Exercise: From the data below, copy out every line in which the word "year" occurs.

The records:
----
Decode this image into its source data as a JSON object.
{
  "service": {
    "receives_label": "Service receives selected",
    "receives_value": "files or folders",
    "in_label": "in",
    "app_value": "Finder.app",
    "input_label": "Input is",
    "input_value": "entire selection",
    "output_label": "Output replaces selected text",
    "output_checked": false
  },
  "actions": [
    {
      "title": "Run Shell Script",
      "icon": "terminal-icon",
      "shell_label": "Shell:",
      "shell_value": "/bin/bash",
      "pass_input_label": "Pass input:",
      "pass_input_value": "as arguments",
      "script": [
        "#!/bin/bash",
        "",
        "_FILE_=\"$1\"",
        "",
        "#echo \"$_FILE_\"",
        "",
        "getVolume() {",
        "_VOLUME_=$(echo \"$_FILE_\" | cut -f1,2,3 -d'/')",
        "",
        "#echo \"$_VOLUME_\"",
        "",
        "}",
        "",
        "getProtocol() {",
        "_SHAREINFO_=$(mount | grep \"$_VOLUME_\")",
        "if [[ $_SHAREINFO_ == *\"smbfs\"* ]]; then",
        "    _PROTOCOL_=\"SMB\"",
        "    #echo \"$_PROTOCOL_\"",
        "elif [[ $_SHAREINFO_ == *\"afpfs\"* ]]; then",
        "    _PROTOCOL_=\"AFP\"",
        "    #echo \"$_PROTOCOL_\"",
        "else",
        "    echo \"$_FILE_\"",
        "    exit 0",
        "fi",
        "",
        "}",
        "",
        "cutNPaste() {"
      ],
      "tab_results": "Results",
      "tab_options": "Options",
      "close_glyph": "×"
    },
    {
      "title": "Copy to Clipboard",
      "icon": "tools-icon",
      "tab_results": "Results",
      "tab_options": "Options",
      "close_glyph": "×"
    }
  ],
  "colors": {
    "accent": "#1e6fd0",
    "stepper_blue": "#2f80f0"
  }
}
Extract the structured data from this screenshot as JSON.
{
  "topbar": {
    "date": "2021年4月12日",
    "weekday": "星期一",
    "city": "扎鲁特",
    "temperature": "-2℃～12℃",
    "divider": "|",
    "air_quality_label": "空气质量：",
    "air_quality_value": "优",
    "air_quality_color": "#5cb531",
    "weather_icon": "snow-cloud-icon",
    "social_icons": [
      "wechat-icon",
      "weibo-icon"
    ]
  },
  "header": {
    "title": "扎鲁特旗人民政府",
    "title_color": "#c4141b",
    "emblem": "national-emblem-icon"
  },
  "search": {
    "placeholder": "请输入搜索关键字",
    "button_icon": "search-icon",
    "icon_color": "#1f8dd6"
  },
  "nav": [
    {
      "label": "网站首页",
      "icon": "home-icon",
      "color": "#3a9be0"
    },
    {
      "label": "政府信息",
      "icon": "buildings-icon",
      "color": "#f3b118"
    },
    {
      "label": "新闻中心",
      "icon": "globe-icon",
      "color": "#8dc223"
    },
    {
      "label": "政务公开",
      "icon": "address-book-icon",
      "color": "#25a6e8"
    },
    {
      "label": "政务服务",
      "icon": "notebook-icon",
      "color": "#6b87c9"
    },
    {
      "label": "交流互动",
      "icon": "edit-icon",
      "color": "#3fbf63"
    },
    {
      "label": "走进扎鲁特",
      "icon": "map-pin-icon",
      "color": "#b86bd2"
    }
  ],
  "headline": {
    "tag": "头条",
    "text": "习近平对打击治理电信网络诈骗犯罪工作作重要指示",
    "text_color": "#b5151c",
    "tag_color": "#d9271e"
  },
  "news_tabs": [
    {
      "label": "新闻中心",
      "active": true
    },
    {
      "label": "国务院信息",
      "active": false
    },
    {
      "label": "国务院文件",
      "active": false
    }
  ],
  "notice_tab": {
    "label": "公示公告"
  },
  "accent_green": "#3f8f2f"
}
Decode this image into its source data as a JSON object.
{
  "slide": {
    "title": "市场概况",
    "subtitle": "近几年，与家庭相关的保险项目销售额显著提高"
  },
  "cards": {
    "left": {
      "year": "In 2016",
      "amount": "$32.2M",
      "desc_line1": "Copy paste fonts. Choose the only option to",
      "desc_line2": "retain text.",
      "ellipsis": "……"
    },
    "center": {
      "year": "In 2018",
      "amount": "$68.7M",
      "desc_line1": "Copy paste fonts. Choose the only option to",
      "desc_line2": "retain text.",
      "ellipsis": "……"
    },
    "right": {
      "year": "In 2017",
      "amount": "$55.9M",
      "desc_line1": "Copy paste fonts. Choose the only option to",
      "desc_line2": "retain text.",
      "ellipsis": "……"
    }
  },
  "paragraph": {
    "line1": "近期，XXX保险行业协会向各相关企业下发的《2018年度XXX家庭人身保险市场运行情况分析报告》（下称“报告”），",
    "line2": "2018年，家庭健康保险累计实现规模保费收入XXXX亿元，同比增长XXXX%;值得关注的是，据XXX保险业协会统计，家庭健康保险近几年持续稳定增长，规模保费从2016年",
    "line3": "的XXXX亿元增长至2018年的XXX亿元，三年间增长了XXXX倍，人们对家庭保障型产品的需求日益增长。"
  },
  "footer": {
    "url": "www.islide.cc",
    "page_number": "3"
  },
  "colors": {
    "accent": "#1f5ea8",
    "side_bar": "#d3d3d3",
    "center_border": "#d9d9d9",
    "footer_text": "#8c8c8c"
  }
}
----
Response area:
      "year": "In 2016",
      "year": "In 2018",
      "year": "In 2017",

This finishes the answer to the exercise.